Iggy said he will not give PMSH a proposal, because he wants Harper to 'wear this recession'.

Iggy's special advisor says:
''Spending as much as $30 billion in a single gulp, as some have speculated may be the ballpark number under consideration by the Liberal-NDP coalition that's seeking to oust the Conservatives, would be irresponsible, says TD Bank chief economist Don Drummond.

"There's no way there'll be a single-year stimulus anywhere near $30 billion," said Drummond. "That would without any trace of a doubt shift us from a short-term deficit to a long-term structural deficit"

He added that "you can't spend that much money that fast" and suggests $8 billion of stimulus would be a manageable target.''

WesternGrit said...

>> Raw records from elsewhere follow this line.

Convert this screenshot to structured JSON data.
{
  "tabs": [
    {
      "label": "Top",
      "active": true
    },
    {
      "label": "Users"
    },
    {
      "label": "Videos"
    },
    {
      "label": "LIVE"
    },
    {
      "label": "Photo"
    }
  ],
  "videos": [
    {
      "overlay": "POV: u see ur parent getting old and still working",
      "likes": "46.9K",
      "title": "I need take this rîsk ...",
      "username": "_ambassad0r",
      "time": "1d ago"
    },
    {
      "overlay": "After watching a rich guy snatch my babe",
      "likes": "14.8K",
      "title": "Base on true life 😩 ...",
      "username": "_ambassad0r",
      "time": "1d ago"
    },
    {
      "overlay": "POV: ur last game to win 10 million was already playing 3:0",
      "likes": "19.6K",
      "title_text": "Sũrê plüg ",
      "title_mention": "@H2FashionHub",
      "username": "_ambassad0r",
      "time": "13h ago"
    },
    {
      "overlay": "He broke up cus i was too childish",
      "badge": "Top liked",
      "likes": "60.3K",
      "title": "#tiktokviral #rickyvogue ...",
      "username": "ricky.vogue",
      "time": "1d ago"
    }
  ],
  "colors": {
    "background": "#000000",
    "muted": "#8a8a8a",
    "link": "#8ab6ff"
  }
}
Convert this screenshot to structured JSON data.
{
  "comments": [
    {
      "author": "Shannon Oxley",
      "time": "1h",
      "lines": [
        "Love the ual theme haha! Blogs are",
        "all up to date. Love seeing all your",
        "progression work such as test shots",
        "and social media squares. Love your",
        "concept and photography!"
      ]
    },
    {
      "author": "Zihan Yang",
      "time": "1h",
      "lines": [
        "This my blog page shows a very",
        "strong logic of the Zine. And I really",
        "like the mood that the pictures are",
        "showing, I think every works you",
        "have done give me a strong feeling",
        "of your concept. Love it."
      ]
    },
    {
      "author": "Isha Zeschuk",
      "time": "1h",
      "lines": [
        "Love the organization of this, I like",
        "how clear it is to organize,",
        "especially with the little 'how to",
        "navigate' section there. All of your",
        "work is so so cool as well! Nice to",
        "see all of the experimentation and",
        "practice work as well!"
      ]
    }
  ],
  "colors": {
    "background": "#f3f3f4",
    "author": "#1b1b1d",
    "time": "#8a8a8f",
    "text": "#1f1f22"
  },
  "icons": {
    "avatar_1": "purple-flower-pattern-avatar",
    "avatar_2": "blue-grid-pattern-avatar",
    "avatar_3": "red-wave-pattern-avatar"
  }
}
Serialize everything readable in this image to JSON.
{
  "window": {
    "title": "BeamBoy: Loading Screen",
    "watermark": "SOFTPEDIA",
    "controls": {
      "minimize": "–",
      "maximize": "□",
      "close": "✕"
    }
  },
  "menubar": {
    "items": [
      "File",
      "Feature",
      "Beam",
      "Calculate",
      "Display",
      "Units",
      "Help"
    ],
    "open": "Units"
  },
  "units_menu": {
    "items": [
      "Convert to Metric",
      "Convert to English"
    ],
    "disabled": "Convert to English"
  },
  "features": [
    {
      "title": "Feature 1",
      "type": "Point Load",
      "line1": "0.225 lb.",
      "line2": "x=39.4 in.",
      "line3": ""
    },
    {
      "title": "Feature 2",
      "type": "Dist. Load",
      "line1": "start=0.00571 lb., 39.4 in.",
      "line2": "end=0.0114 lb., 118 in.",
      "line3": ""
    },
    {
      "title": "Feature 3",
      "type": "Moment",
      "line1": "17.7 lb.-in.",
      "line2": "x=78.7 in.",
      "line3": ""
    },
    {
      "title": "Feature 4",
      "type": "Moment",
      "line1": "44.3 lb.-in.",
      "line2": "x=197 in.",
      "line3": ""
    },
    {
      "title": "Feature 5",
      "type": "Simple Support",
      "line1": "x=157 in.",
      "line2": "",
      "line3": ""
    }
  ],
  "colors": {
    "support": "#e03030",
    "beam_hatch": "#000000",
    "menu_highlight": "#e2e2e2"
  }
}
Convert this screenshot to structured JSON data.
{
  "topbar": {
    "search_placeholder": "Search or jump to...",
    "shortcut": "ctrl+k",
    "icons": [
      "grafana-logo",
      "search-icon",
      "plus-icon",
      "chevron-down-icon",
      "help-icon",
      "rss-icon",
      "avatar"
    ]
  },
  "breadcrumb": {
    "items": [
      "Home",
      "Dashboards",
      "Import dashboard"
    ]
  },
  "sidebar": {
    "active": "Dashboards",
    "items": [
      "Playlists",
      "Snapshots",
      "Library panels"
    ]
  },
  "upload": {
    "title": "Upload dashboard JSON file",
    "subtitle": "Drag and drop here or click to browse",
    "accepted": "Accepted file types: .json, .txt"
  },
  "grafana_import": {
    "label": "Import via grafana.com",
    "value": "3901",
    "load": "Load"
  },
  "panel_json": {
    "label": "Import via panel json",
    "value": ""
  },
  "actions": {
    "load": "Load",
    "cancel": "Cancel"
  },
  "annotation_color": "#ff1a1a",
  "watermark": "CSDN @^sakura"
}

My point is that IF we re perceived to be "consulting" with the Cons (meaning telling Harper how to work his way out of this mess), we should be making it VERY public. If our leader believes in letting Harper "wear it", by stating "he's the PM - he has all those paid experts in the depts.", he is very right. This is also an effective strategy. No matter what happens, Harper will wear the mess. Best for us to stand aside, but if we're drawn into the "feigned" bipartisanship Harper may try to show, then best to be very public about our views...